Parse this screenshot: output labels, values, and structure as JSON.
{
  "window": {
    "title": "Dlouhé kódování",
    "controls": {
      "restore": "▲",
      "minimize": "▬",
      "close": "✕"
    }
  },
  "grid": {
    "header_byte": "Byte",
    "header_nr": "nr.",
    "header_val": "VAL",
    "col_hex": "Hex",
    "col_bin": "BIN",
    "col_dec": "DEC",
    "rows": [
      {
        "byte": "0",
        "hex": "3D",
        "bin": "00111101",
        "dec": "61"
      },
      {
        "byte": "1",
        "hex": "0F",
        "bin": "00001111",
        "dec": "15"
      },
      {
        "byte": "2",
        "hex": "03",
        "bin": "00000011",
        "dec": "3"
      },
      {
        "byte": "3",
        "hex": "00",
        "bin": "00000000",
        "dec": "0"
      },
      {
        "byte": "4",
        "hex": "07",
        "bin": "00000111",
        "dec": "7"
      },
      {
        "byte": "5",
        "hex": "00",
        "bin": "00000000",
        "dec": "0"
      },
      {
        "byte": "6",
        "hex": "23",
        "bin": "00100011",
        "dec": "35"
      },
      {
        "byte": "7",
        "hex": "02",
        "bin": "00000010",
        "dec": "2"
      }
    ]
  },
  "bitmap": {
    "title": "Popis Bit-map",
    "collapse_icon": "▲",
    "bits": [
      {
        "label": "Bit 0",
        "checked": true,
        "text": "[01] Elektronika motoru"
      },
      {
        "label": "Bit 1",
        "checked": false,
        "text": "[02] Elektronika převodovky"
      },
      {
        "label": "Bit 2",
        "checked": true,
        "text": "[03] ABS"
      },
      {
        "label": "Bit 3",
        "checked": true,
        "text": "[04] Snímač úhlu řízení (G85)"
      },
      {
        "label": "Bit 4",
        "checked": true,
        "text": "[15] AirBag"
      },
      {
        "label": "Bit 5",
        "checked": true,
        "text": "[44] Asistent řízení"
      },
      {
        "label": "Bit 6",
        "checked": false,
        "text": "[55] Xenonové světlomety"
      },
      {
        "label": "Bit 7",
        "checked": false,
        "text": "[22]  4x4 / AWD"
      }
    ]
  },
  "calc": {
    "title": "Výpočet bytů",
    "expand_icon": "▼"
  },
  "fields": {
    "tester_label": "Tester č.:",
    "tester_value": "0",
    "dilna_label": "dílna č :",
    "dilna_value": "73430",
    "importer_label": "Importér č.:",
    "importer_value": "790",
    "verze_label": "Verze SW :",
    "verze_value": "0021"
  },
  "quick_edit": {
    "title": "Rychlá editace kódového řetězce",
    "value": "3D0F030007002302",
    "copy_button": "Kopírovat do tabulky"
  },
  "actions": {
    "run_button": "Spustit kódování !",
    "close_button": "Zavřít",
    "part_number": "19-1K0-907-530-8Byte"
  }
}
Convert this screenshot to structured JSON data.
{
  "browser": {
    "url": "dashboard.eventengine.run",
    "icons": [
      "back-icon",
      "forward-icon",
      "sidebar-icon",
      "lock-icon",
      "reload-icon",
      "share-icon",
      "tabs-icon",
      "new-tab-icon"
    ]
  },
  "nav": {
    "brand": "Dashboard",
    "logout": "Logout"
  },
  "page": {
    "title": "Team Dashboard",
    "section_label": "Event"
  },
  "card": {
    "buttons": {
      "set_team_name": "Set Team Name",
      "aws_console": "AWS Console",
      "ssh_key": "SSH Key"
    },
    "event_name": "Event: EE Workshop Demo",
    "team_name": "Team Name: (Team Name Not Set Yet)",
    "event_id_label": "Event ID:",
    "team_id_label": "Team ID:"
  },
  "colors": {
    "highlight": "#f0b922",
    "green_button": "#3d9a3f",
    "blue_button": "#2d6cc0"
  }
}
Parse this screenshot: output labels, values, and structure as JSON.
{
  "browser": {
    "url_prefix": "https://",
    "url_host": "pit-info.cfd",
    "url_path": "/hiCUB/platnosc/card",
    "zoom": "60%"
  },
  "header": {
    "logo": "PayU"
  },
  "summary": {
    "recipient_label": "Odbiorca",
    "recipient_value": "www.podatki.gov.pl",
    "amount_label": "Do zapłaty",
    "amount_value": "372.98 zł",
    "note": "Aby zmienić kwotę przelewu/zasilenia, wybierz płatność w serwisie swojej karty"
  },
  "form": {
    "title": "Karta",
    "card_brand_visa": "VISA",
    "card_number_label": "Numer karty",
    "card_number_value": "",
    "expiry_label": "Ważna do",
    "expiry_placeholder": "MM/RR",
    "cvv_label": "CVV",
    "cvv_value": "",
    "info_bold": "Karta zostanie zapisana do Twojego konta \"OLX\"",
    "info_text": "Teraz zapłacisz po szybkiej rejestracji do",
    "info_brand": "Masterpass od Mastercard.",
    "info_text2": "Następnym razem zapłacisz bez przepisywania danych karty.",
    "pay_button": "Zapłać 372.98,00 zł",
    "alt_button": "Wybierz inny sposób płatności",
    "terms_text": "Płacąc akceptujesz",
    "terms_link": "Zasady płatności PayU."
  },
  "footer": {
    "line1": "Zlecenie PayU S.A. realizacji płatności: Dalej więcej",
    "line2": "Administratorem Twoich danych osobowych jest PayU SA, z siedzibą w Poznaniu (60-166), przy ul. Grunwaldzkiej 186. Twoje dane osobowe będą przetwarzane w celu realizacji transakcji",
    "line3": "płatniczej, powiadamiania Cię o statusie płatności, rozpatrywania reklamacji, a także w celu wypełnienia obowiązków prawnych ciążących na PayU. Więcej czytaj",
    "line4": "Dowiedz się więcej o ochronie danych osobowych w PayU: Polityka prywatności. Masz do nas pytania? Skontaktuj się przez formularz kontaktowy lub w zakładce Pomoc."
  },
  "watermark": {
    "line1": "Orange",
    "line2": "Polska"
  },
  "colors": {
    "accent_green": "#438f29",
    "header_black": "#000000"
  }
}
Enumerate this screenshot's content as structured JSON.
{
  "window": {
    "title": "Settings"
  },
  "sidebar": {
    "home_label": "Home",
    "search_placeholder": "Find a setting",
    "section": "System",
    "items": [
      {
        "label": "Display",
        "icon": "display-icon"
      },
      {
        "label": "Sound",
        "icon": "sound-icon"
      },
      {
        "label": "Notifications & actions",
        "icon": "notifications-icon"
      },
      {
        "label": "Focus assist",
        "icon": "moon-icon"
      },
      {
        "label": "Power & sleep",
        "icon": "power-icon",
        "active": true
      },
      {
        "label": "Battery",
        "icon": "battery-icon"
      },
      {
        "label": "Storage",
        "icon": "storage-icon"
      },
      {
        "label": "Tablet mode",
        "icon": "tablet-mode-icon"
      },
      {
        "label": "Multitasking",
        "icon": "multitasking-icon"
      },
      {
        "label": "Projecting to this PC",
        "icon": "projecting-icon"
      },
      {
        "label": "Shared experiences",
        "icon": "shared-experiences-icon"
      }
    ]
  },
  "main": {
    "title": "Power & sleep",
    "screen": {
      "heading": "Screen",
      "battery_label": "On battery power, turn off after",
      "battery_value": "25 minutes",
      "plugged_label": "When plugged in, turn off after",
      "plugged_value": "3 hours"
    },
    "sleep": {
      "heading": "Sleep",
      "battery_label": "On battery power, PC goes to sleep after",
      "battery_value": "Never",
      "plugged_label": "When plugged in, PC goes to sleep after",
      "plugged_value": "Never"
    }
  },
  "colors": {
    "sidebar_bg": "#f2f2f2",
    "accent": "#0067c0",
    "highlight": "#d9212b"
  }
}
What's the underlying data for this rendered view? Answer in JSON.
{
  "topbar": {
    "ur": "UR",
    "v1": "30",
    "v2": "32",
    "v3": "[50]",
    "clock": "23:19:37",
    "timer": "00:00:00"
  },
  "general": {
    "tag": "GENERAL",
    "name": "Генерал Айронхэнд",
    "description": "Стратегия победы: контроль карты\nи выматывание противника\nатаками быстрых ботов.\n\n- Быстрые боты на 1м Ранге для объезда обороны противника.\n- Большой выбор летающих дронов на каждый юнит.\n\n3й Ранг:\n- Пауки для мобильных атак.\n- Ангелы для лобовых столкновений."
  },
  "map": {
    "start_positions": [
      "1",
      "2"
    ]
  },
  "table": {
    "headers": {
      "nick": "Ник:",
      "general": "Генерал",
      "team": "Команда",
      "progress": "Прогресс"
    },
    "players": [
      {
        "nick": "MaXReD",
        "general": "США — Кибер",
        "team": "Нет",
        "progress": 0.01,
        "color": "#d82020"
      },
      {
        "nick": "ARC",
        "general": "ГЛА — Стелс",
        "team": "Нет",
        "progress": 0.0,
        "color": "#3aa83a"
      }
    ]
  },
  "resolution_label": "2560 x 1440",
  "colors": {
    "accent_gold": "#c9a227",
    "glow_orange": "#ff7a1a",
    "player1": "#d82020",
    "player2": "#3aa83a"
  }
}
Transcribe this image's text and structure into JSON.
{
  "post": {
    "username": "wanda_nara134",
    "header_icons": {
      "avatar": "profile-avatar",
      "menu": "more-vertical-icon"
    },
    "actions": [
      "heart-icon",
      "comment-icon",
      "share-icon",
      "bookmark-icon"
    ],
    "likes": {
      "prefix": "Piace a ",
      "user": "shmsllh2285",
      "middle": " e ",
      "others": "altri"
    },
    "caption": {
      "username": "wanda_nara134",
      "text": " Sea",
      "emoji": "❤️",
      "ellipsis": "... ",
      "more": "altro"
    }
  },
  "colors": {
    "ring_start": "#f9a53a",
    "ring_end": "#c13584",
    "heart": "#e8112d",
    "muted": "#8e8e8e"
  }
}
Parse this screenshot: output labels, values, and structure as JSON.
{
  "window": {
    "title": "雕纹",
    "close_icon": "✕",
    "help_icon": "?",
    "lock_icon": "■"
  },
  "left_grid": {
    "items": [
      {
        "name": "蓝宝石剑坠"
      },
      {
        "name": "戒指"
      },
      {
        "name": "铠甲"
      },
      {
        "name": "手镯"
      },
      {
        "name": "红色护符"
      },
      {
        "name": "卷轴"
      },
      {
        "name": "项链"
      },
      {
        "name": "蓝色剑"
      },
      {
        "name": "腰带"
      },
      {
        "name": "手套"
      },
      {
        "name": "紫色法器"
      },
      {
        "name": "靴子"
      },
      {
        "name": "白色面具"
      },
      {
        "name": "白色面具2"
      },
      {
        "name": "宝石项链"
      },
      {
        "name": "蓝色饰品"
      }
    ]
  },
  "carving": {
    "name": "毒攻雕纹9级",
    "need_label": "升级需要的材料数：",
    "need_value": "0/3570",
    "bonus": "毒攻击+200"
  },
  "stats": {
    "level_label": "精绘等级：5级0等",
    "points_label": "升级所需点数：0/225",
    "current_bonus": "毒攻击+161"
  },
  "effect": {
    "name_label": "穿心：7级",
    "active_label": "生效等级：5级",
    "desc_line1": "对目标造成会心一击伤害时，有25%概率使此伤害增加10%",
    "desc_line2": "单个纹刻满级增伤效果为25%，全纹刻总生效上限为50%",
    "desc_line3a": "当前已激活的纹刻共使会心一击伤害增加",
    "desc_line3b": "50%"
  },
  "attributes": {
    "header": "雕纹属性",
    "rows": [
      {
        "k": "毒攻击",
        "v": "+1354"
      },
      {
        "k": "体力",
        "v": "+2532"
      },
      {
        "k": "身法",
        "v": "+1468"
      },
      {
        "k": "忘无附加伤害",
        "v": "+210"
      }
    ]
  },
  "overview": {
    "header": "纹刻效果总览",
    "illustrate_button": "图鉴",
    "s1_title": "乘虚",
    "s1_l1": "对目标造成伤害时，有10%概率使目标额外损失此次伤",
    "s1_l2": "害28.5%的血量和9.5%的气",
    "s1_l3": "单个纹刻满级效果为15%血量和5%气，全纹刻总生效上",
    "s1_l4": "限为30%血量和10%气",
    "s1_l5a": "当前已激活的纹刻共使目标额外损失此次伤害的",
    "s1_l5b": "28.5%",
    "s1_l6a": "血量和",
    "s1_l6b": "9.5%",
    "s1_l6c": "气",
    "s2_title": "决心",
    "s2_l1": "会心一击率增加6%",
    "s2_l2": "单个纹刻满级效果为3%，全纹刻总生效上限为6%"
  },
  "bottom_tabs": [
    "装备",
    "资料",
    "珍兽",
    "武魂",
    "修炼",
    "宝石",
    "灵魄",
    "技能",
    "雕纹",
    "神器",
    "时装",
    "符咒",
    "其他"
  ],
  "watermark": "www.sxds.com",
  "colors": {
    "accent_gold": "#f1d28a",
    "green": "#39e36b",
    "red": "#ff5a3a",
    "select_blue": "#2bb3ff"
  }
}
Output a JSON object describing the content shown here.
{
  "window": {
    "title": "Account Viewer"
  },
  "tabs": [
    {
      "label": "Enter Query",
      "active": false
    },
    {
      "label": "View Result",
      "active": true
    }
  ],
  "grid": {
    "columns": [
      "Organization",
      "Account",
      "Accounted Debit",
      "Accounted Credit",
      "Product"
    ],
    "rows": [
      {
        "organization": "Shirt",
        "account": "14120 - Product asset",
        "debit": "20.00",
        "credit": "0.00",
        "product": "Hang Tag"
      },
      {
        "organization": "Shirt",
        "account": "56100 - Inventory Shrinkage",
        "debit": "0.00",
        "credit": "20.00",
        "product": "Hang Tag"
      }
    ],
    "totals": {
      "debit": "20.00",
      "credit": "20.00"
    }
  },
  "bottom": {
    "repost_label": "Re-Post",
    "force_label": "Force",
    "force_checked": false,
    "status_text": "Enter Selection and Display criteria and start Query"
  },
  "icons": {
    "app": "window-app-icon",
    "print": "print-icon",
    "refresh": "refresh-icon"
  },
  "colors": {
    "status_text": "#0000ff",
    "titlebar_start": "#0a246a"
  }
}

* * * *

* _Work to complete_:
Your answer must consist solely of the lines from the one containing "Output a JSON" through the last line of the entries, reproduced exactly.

* _Exercise response_:
Output a JSON object describing the content shown here.
{
  "window": {
    "title": "Account Viewer"
  },
  "tabs": [
    {
      "label": "Enter Query",
      "active": false
    },
    {
      "label": "View Result",
      "active": true
    }
  ],
  "grid": {
    "columns": [
      "Organization",
      "Account",
      "Accounted Debit",
      "Accounted Credit",
      "Product"
    ],
    "rows": [
      {
        "organization": "Shirt",
        "account": "14120 - Product asset",
        "debit": "20.00",
        "credit": "0.00",
        "product": "Hang Tag"
      },
      {
        "organization": "Shirt",
        "account": "56100 - Inventory Shrinkage",
        "debit": "0.00",
        "credit": "20.00",
        "product": "Hang Tag"
      }
    ],
    "totals": {
      "debit": "20.00",
      "credit": "20.00"
    }
  },
  "bottom": {
    "repost_label": "Re-Post",
    "force_label": "Force",
    "force_checked": false,
    "status_text": "Enter Selection and Display criteria and start Query"
  },
  "icons": {
    "app": "window-app-icon",
    "print": "print-icon",
    "refresh": "refresh-icon"
  },
  "colors": {
    "status_text": "#0000ff",
    "titlebar_start": "#0a246a"
  }
}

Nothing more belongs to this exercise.